_Task description_
Exactly reproduce each entry, leaving out nothing.

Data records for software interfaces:
....
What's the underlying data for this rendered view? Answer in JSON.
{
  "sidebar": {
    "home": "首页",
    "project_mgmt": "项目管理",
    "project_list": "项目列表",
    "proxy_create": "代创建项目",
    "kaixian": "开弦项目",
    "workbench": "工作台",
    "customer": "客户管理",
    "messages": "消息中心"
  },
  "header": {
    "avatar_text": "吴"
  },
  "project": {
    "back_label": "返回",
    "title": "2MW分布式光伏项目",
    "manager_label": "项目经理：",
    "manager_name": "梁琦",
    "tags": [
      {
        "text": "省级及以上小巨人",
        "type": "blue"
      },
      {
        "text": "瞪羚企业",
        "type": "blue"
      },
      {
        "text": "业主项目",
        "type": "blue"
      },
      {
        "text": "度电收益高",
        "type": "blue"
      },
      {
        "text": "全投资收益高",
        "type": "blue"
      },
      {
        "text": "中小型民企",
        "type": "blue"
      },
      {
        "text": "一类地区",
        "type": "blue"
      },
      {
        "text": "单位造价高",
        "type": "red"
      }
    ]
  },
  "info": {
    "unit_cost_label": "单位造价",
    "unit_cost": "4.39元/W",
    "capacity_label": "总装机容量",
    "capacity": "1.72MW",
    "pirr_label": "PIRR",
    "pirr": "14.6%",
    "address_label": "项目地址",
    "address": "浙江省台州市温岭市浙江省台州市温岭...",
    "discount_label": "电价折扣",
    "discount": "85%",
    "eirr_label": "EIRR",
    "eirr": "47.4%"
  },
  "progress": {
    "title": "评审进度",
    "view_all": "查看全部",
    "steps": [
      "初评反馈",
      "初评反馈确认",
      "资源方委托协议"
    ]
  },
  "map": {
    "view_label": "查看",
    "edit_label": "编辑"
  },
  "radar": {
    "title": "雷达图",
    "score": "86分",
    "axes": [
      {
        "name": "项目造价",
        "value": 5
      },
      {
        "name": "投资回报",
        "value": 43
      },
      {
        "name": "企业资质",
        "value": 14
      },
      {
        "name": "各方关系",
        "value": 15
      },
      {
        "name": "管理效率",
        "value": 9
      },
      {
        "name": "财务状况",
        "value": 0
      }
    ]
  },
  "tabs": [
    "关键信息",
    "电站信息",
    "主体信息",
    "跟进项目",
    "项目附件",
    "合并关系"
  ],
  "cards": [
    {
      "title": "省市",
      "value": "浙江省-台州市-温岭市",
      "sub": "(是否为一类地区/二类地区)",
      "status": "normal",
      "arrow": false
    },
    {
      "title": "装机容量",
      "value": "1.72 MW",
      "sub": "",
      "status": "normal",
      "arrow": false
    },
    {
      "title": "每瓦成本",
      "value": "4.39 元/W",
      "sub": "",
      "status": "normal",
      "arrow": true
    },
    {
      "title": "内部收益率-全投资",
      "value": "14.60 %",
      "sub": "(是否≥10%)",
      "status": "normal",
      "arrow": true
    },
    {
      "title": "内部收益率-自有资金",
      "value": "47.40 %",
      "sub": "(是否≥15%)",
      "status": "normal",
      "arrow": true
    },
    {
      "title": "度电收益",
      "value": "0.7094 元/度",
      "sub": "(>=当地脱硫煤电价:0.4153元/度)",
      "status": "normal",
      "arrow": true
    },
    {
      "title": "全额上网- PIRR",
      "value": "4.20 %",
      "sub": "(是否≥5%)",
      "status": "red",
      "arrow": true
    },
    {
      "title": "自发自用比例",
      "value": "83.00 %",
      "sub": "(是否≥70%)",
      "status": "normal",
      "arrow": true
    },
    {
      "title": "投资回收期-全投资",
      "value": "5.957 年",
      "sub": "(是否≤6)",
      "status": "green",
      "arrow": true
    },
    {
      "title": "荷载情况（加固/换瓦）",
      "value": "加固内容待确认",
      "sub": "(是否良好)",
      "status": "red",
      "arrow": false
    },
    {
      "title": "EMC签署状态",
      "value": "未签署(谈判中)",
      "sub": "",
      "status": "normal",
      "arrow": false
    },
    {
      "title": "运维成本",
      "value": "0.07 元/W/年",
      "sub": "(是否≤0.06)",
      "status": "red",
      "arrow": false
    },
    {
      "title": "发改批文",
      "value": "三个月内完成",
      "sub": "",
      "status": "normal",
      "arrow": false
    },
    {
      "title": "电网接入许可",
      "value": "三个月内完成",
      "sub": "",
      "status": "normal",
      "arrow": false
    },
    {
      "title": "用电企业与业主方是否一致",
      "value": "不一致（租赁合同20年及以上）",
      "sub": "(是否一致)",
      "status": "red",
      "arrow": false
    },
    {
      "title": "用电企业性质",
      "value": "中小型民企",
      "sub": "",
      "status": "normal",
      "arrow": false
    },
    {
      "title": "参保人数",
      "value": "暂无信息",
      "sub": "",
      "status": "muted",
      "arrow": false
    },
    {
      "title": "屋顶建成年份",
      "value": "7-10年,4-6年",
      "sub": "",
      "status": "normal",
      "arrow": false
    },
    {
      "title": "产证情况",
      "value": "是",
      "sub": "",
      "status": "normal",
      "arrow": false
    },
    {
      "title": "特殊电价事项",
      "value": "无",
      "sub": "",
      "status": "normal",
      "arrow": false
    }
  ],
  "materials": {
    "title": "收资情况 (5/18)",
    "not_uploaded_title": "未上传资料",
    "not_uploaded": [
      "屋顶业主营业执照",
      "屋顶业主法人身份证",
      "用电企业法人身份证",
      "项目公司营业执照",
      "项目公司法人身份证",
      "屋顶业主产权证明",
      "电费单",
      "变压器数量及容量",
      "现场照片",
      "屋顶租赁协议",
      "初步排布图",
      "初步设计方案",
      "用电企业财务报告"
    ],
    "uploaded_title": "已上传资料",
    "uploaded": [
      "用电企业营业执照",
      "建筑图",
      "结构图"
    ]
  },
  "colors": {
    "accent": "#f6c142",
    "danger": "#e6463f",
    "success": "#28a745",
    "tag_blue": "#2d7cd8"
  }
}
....
_Written answer_
What's the underlying data for this rendered view? Answer in JSON.
{
  "sidebar": {
    "home": "首页",
    "project_mgmt": "项目管理",
    "project_list": "项目列表",
    "proxy_create": "代创建项目",
    "kaixian": "开弦项目",
    "workbench": "工作台",
    "customer": "客户管理",
    "messages": "消息中心"
  },
  "header": {
    "avatar_text": "吴"
  },
  "project": {
    "back_label": "返回",
    "title": "2MW分布式光伏项目",
    "manager_label": "项目经理：",
    "manager_name": "梁琦",
    "tags": [
      {
        "text": "省级及以上小巨人",
        "type": "blue"
      },
      {
        "text": "瞪羚企业",
        "type": "blue"
      },
      {
        "text": "业主项目",
        "type": "blue"
      },
      {
        "text": "度电收益高",
        "type": "blue"
      },
      {
        "text": "全投资收益高",
        "type": "blue"
      },
      {
        "text": "中小型民企",
        "type": "blue"
      },
      {
        "text": "一类地区",
        "type": "blue"
      },
      {
        "text": "单位造价高",
        "type": "red"
      }
    ]
  },
  "info": {
    "unit_cost_label": "单位造价",
    "unit_cost": "4.39元/W",
    "capacity_label": "总装机容量",
    "capacity": "1.72MW",
    "pirr_label": "PIRR",
    "pirr": "14.6%",
    "address_label": "项目地址",
    "address": "浙江省台州市温岭市浙江省台州市温岭...",
    "discount_label": "电价折扣",
    "discount": "85%",
    "eirr_label": "EIRR",
    "eirr": "47.4%"
  },
  "progress": {
    "title": "评审进度",
    "view_all": "查看全部",
    "steps": [
      "初评反馈",
      "初评反馈确认",
      "资源方委托协议"
    ]
  },
  "map": {
    "view_label": "查看",
    "edit_label": "编辑"
  },
  "radar": {
    "title": "雷达图",
    "score": "86分",
    "axes": [
      {
        "name": "项目造价",
        "value": 5
      },
      {
        "name": "投资回报",
        "value": 43
      },
      {
        "name": "企业资质",
        "value": 14
      },
      {
        "name": "各方关系",
        "value": 15
      },
      {
        "name": "管理效率",
        "value": 9
      },
      {
        "name": "财务状况",
        "value": 0
      }
    ]
  },
  "tabs": [
    "关键信息",
    "电站信息",
    "主体信息",
    "跟进项目",
    "项目附件",
    "合并关系"
  ],
  "cards": [
    {
      "title": "省市",
      "value": "浙江省-台州市-温岭市",
      "sub": "(是否为一类地区/二类地区)",
      "status": "normal",
      "arrow": false
    },
    {
      "title": "装机容量",
      "value": "1.72 MW",
      "sub": "",
      "status": "normal",
      "arrow": false
    },
    {
      "title": "每瓦成本",
      "value": "4.39 元/W",
      "sub": "",
      "status": "normal",
      "arrow": true
    },
    {
      "title": "内部收益率-全投资",
      "value": "14.60 %",
      "sub": "(是否≥10%)",
      "status": "normal",
      "arrow": true
    },
    {
      "title": "内部收益率-自有资金",
      "value": "47.40 %",
      "sub": "(是否≥15%)",
      "status": "normal",
      "arrow": true
    },
    {
      "title": "度电收益",
      "value": "0.7094 元/度",
      "sub": "(>=当地脱硫煤电价:0.4153元/度)",
      "status": "normal",
      "arrow": true
    },
    {
      "title": "全额上网- PIRR",
      "value": "4.20 %",
      "sub": "(是否≥5%)",
      "status": "red",
      "arrow": true
    },
    {
      "title": "自发自用比例",
      "value": "83.00 %",
      "sub": "(是否≥70%)",
      "status": "normal",
      "arrow": true
    },
    {
      "title": "投资回收期-全投资",
      "value": "5.957 年",
      "sub": "(是否≤6)",
      "status": "green",
      "arrow": true
    },
    {
      "title": "荷载情况（加固/换瓦）",
      "value": "加固内容待确认",
      "sub": "(是否良好)",
      "status": "red",
      "arrow": false
    },
    {
      "title": "EMC签署状态",
      "value": "未签署(谈判中)",
      "sub": "",
      "status": "normal",
      "arrow": false
    },
    {
      "title": "运维成本",
      "value": "0.07 元/W/年",
      "sub": "(是否≤0.06)",
      "status": "red",
      "arrow": false
    },
    {
      "title": "发改批文",
      "value": "三个月内完成",
      "sub": "",
      "status": "normal",
      "arrow": false
    },
    {
      "title": "电网接入许可",
      "value": "三个月内完成",
      "sub": "",
      "status": "normal",
      "arrow": false
    },
    {
      "title": "用电企业与业主方是否一致",
      "value": "不一致（租赁合同20年及以上）",
      "sub": "(是否一致)",
      "status": "red",
      "arrow": false
    },
    {
      "title": "用电企业性质",
      "value": "中小型民企",
      "sub": "",
      "status": "normal",
      "arrow": false
    },
    {
      "title": "参保人数",
      "value": "暂无信息",
      "sub": "",
      "status": "muted",
      "arrow": false
    },
    {
      "title": "屋顶建成年份",
      "value": "7-10年,4-6年",
      "sub": "",
      "status": "normal",
      "arrow": false
    },
    {
      "title": "产证情况",
      "value": "是",
      "sub": "",
      "status": "normal",
      "arrow": false
    },
    {
      "title": "特殊电价事项",
      "value": "无",
      "sub": "",
      "status": "normal",
      "arrow": false
    }
  ],
  "materials": {
    "title": "收资情况 (5/18)",
    "not_uploaded_title": "未上传资料",
    "not_uploaded": [
      "屋顶业主营业执照",
      "屋顶业主法人身份证",
      "用电企业法人身份证",
      "项目公司营业执照",
      "项目公司法人身份证",
      "屋顶业主产权证明",
      "电费单",
      "变压器数量及容量",
      "现场照片",
      "屋顶租赁协议",
      "初步排布图",
      "初步设计方案",
      "用电企业财务报告"
    ],
    "uploaded_title": "已上传资料",
    "uploaded": [
      "用电企业营业执照",
      "建筑图",
      "结构图"
    ]
  },
  "colors": {
    "accent": "#f6c142",
    "danger": "#e6463f",
    "success": "#28a745",
    "tag_blue": "#2d7cd8"
  }
}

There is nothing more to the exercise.